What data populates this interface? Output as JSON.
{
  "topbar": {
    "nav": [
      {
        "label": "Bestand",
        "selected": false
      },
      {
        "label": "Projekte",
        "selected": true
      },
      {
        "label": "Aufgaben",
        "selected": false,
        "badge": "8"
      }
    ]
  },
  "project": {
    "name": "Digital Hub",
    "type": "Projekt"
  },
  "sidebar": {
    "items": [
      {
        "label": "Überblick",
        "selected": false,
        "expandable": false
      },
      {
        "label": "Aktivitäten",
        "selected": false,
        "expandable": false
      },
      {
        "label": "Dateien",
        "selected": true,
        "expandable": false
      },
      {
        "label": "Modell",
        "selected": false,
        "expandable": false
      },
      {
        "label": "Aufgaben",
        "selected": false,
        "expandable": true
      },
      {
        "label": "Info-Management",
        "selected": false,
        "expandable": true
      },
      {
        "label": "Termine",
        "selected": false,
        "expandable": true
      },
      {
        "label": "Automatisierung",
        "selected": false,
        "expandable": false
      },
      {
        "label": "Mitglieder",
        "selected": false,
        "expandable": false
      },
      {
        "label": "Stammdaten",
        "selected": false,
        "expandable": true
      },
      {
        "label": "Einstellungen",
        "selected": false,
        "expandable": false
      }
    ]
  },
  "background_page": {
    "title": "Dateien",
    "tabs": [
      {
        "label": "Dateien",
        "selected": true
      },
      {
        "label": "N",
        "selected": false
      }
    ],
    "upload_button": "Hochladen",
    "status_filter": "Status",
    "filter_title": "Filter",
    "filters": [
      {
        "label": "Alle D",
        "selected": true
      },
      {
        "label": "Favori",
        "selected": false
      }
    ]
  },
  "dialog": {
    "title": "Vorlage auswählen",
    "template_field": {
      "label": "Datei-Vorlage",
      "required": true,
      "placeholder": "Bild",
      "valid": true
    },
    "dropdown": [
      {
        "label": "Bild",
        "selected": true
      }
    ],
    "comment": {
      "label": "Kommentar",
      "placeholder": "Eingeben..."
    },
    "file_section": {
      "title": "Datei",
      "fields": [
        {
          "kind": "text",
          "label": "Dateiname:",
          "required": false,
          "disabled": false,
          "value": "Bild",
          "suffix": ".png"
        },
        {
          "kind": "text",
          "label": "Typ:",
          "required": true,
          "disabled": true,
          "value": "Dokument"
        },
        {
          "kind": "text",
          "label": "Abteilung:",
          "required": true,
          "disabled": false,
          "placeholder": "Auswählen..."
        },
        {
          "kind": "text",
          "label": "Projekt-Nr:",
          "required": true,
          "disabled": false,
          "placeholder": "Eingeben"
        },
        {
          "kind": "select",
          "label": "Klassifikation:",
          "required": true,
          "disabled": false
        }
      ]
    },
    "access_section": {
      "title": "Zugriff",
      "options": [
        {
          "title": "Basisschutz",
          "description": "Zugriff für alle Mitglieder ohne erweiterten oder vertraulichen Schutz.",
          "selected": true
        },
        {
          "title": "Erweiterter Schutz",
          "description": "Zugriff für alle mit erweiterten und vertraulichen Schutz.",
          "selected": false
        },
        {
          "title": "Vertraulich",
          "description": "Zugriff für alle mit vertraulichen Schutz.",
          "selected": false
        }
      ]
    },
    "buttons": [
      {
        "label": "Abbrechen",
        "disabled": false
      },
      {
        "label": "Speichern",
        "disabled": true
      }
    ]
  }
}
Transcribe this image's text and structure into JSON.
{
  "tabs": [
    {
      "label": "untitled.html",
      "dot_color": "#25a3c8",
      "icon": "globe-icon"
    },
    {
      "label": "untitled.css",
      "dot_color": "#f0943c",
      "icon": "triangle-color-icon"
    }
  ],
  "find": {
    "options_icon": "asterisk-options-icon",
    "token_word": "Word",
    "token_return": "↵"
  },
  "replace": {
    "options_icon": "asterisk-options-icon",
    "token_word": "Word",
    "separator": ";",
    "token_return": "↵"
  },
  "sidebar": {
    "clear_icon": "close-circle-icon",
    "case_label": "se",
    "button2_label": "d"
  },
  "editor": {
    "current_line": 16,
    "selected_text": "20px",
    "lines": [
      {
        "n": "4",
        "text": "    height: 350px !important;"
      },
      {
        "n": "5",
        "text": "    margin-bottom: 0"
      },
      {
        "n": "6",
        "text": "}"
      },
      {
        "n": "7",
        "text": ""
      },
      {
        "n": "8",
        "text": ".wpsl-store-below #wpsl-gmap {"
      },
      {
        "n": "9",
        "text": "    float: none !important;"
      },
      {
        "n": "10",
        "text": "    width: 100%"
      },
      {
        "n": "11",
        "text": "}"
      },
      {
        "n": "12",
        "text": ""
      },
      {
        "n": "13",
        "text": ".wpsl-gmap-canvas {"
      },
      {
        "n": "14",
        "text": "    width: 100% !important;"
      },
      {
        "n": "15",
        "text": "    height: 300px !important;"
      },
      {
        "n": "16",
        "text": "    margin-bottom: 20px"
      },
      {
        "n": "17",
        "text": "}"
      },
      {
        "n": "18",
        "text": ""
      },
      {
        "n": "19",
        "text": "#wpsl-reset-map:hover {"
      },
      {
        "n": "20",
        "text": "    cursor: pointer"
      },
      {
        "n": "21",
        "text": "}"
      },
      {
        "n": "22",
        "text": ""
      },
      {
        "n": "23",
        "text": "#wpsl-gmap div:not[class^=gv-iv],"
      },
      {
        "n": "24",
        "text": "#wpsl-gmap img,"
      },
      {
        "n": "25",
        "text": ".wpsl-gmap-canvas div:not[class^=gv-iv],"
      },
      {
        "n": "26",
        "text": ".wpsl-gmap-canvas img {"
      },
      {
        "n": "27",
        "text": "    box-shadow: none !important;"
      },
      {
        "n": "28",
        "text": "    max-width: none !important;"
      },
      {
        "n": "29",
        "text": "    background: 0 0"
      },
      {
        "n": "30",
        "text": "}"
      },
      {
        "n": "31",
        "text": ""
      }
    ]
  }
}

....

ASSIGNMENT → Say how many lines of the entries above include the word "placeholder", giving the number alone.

RESULT → 4